An incredible number of horse breeds originated in Germany, and the Holsteiner horse is one of them. Although it’s not a large breed in terms of population size, it is one of the oldest German breeds. There are also some fantastic athletes that have helped the breed become well-known in the Olympic equestrian disciplines.
Every four years, non-equestrians are reminded about the thrills of equine sports at the Olympic Games. Dressage, eventing, and show jumping are the only three disciplines included, and the Holsteiner horses have had some notable representation over the years. Germany is considered by some as the epicenter of sport horse breeding, and this German breed is known for its athleticism, willingness, and kind temperaments.
History of Holsteiner Horse
European monks were stewards of many horse breeds, and they kept exceptional records. Some of these were destroyed over the years, but others still exist. Holsteiner horse records date to the 1200s. They originated in the Schleswig-Holstein province, which is in northern Germany, and quite a few other breeds also developed here. Neapolitan, Oriental, and Spanish horses were crossed with local mares to start developing the breed for agricultural and military use. Thoroughbreds and other stallions were later brought in to refine the breed.
The Holsteiner horse is popular throughout Europe, and that’s been the case throughout history. King Phillip IV ruled Spain from 1621 to 1665, and although his diligence as a monarch can be questioned (Portugal and the Netherlands secured their independence during his reign) he did have good taste in horses. It’s said that Phillip would only have Holsteiner horses at his Cordoba Stables.
King Louis XIV of France was another monarch that preferred Holsteiners. He and many other wealthy breed enthusiasts helped secure their future. Many of these breeders used Holsteiners as driving horses, as that was still their primary means of transportation, but eventually, the breed transitioned to greater use in riding.
Holsteiner breed standards were introduced in 1686, and the first stallion inspection was in 1719. Inspections prior to registration started in 1885. However, the mare line is of great importance to the Holsteiner breed, and today, the mares have their own evaluation and inspection.
Georg Ahsbahs was one of these early breed stewards and the breed owes much to him. Ahsbahs created the Holsteiner Stud Book and the Elmshorn Riding and Driving School. The school started in 1894 and everyone who’s ever taken riding lessons at a formal lesson program can thank Ahsbahs as his was the first in the world.
Warmbloods are tall, athletic, and handsome horses and the Holsteiner horse fits this description. The breed has strict height requirements. Most average between 16 and 17 hands, but a Holsteiner stallion must be 16 hands and a mare 15.2 hands to be registered. They are deep-bodied and muscular, with straight legs and rounded gaits with impulsion. This makes them elegant carriage horses and a joy to ride. The head and neck are beautiful, the neck arches into a defined wither and sloping shoulder.
Horses have large, kind eyes and this matches their temperament. They are relaxed, intelligent, and kind horses. Many are known as forgiving of their rider’s mistakes and eager to please.
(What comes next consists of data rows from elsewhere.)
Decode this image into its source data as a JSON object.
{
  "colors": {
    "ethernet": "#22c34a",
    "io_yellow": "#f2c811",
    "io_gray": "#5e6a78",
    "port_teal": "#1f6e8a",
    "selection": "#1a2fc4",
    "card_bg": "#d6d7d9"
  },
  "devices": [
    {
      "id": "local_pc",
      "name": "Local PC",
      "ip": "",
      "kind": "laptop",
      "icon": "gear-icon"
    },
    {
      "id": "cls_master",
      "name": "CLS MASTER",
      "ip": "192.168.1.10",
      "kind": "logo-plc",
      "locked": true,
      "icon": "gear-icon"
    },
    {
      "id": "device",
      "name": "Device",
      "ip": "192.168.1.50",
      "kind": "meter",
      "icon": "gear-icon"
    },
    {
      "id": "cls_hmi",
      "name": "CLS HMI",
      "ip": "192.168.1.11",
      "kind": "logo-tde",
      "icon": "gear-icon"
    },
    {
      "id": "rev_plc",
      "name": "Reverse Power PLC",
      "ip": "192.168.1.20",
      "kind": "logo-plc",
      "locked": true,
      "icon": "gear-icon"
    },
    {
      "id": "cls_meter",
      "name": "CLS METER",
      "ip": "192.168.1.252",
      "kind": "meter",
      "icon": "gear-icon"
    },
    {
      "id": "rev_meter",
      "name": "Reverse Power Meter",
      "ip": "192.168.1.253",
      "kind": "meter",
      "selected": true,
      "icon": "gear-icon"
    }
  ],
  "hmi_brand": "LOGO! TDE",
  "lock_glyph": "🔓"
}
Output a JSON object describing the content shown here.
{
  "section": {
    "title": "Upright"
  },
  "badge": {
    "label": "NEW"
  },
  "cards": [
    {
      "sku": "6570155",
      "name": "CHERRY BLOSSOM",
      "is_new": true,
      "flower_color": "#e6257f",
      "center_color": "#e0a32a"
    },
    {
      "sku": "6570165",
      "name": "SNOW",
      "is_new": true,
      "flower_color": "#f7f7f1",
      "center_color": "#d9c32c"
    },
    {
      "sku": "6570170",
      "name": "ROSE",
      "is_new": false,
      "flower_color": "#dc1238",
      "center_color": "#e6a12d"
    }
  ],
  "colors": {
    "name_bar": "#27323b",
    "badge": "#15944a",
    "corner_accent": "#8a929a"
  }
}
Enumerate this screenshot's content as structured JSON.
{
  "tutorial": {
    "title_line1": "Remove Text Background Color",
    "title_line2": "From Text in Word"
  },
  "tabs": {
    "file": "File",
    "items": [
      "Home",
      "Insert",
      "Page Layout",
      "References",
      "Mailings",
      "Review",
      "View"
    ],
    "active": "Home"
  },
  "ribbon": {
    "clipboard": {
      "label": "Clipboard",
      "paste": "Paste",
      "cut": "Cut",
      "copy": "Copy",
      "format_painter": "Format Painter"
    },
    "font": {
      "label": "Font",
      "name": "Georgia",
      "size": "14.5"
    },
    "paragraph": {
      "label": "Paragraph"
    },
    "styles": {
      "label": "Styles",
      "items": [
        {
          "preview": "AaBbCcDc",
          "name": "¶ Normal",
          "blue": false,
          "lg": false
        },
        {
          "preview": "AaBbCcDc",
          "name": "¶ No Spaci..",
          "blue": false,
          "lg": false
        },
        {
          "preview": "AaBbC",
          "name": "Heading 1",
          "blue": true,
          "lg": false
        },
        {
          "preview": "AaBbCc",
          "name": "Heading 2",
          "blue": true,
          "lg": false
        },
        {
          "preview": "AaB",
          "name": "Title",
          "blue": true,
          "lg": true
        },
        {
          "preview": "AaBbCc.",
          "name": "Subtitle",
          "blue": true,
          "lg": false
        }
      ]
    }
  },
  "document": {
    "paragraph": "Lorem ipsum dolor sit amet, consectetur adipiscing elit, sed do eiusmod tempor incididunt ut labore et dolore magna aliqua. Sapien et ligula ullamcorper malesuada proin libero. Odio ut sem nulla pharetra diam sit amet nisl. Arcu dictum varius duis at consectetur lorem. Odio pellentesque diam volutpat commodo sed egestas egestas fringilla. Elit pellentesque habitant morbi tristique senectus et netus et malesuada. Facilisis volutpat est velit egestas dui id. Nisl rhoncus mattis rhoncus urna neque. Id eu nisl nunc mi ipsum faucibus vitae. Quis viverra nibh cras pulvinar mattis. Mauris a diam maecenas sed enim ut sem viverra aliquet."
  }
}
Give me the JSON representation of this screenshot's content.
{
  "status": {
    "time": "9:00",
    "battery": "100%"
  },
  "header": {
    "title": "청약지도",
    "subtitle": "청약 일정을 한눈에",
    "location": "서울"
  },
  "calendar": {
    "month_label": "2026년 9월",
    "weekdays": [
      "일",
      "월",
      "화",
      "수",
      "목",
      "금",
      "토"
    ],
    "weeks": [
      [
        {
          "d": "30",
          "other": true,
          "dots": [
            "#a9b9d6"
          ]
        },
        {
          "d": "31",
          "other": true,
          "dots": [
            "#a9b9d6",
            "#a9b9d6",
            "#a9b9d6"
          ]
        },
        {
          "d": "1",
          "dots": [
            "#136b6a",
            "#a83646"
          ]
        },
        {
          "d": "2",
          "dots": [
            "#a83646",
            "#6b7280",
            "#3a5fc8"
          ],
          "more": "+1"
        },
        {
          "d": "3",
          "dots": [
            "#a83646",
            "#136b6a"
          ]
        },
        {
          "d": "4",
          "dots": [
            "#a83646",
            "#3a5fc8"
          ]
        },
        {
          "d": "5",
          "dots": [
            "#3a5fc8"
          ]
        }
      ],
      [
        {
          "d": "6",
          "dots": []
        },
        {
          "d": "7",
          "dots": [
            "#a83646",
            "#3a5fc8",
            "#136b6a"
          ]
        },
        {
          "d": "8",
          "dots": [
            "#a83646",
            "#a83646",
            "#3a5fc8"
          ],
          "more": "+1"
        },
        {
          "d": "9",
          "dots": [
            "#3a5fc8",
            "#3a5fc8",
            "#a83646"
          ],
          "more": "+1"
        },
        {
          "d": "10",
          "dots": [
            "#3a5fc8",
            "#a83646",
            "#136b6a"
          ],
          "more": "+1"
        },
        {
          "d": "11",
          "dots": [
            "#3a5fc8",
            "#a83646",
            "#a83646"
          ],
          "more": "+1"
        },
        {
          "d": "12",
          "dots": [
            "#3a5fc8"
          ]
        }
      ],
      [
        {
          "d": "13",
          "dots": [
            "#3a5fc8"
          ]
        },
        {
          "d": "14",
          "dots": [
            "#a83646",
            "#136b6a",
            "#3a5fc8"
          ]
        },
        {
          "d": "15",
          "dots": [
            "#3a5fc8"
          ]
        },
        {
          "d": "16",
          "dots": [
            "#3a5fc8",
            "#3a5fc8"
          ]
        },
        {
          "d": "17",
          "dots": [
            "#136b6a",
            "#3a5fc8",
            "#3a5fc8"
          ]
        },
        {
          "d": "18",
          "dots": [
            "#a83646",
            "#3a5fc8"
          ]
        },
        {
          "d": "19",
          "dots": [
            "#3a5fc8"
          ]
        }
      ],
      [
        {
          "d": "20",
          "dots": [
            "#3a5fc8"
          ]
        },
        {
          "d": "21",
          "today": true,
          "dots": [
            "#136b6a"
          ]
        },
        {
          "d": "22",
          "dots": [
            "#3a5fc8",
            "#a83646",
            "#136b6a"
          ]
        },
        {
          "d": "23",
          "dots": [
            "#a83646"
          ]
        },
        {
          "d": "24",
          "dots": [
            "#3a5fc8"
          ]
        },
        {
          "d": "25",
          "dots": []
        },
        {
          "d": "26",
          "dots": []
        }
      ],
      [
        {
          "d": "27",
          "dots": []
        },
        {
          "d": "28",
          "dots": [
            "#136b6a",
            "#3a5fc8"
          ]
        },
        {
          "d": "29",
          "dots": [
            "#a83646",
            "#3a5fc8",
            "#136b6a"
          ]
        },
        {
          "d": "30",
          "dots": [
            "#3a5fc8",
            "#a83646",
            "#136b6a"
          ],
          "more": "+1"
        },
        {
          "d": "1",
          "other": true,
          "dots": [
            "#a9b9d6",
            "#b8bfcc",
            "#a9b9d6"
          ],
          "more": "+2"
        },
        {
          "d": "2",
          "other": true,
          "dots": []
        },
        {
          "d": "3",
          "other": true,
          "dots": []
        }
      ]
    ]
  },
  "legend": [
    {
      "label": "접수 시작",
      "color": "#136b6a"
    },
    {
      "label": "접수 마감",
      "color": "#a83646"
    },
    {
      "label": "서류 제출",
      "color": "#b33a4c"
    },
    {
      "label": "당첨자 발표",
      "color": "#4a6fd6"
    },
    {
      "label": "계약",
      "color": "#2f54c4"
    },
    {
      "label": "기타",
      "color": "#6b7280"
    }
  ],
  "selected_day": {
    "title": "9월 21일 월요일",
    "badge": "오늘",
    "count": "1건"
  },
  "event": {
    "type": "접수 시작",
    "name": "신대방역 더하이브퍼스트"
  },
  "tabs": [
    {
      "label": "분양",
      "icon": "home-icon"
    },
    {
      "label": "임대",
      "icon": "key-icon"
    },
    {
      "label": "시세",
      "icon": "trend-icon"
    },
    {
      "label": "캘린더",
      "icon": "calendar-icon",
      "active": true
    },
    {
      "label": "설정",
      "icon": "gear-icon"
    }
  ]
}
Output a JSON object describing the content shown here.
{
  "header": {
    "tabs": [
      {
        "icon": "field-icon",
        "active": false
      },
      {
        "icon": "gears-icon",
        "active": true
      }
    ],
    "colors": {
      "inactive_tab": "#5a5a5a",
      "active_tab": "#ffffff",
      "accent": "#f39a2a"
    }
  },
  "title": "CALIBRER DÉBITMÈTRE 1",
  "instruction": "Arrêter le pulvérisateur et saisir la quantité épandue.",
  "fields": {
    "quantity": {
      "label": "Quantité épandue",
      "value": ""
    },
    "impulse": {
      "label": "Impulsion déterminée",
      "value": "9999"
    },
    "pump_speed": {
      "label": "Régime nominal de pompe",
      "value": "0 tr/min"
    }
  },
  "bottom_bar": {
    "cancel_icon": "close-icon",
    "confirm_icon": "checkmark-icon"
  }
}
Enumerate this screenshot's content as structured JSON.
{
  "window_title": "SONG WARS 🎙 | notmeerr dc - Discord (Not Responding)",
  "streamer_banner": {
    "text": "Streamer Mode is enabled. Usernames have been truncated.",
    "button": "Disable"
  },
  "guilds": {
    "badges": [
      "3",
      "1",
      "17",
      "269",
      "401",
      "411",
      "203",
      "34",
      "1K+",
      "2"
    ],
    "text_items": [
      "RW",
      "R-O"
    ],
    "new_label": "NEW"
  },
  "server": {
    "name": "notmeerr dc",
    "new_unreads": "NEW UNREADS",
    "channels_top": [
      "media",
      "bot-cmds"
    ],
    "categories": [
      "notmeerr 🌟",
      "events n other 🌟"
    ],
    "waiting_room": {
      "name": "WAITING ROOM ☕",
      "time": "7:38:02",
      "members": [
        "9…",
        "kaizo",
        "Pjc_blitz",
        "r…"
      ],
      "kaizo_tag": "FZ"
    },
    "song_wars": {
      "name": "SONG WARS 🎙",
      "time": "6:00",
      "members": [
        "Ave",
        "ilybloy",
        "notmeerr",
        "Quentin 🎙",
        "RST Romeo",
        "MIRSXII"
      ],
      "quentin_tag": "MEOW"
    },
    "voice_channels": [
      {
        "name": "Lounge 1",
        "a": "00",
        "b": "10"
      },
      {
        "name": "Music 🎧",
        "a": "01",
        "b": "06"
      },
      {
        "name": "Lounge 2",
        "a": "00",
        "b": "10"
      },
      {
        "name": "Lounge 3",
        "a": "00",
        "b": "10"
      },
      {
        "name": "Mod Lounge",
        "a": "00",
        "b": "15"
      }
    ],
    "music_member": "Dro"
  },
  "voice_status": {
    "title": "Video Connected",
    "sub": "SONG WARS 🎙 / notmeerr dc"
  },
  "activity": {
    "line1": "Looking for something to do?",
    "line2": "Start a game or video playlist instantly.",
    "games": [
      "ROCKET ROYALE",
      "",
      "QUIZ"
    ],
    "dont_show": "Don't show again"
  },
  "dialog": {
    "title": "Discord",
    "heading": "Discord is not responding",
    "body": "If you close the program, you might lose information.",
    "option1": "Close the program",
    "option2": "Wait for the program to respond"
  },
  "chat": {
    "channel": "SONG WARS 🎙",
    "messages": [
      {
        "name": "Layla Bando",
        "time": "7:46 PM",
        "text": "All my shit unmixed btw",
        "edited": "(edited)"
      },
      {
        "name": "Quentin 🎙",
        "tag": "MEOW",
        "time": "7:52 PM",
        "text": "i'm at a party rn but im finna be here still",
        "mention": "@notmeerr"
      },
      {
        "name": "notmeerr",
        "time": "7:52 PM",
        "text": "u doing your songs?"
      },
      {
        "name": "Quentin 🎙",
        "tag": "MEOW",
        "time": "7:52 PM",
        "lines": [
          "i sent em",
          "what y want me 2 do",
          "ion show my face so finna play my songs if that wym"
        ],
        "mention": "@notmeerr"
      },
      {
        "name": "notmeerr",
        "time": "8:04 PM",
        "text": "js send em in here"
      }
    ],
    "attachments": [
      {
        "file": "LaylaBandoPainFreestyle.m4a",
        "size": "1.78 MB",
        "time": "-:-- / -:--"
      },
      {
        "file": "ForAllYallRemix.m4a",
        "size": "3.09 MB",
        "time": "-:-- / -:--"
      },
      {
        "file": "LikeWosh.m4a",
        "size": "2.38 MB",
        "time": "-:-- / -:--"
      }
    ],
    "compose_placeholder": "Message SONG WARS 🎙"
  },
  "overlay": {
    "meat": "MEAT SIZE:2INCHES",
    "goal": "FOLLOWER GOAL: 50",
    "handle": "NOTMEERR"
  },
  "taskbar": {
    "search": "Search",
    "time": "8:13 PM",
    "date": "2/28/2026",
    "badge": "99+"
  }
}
Bay was the most popular color, and breeders were selected for it over the years. Black and dark brown are the other two most popular colors, although horses are also chestnut and gray.
Holsteiners excel in eventing, show jumping, and dressage. They’ve made a name for themselves at the highest level of the sport in these disciplines and are frequent competitors at the Olympic games and other world-class events. A few Holsteiners still compete in combined driving events on the international level too, paying homage to one of their original uses.
Meteor is one of those world-class competitors. He competed in show jumping at three different Olympic Games with Fritz Thiedemann, his rider. They competed in 1952, 1956, and 1960, earning a bronze and two golds. It’s an incredible feat that he competed and medaled in three different Olympics. But that’s just the beginning because you don’t just wake up one day and decide to compete in the Olympics. Fritz competed Meteor in over 150 different competitions, and the Holsteiner gelding received the same level of fandom as the Beatles.
Holsteiner Horse Today
There were two breed organizations, and they merged in 1935 to create Holstein Verband, the existing registry. Today, the Holsteiner breed population is not as robust as some other breeds, but it’s mighty.
The largest Holsteiner horse population is still in Germany, and this is where much of the breeding takes place. Holsteiner stallions are also regularly used for other breeds, whether to improve quality or because of their known strengths as an athlete. All horse breeds have experienced some ups and downs over the years, but the Holsteiner horse continues dancing and jumping its way into the hearts of its owners, riders, and adoring fans.